■ Your goal ■
Working from the entries below, tally each line that holds "plus". Give the tally and nothing else.

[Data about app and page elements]
========================================================================
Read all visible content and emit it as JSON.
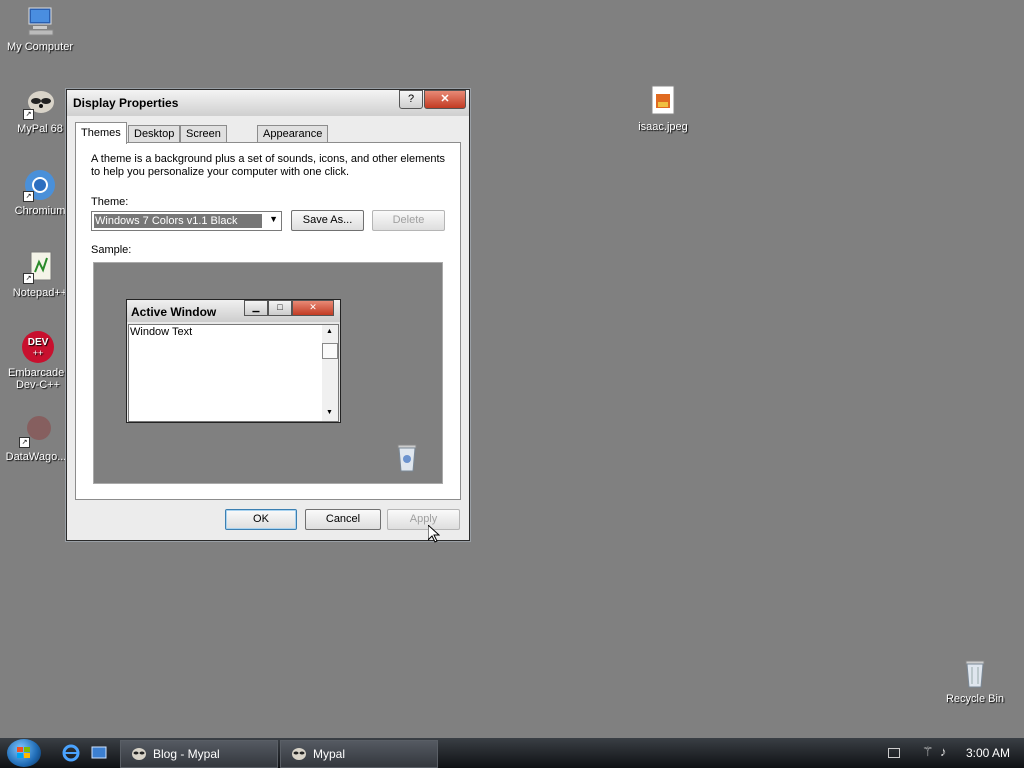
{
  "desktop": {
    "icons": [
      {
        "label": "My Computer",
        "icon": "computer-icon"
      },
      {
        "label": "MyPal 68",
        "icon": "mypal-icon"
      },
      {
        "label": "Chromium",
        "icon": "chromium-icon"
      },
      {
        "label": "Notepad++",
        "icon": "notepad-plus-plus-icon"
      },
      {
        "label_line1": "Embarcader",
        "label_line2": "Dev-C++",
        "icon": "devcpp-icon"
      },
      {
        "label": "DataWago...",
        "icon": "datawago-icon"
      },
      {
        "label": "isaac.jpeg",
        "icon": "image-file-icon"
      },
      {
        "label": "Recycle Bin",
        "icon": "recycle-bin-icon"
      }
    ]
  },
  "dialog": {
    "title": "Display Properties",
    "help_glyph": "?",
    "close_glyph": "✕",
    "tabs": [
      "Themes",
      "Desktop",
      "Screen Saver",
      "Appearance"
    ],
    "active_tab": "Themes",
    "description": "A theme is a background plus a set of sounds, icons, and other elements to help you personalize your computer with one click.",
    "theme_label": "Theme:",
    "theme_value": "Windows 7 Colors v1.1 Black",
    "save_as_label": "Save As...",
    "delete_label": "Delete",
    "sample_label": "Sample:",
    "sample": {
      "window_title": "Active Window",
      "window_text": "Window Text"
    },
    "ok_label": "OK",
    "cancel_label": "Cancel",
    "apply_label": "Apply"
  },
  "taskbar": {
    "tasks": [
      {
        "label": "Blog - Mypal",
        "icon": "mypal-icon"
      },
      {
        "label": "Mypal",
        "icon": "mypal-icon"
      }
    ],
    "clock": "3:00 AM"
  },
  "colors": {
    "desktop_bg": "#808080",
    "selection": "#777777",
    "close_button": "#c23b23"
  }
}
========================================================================
■ Your response ■
2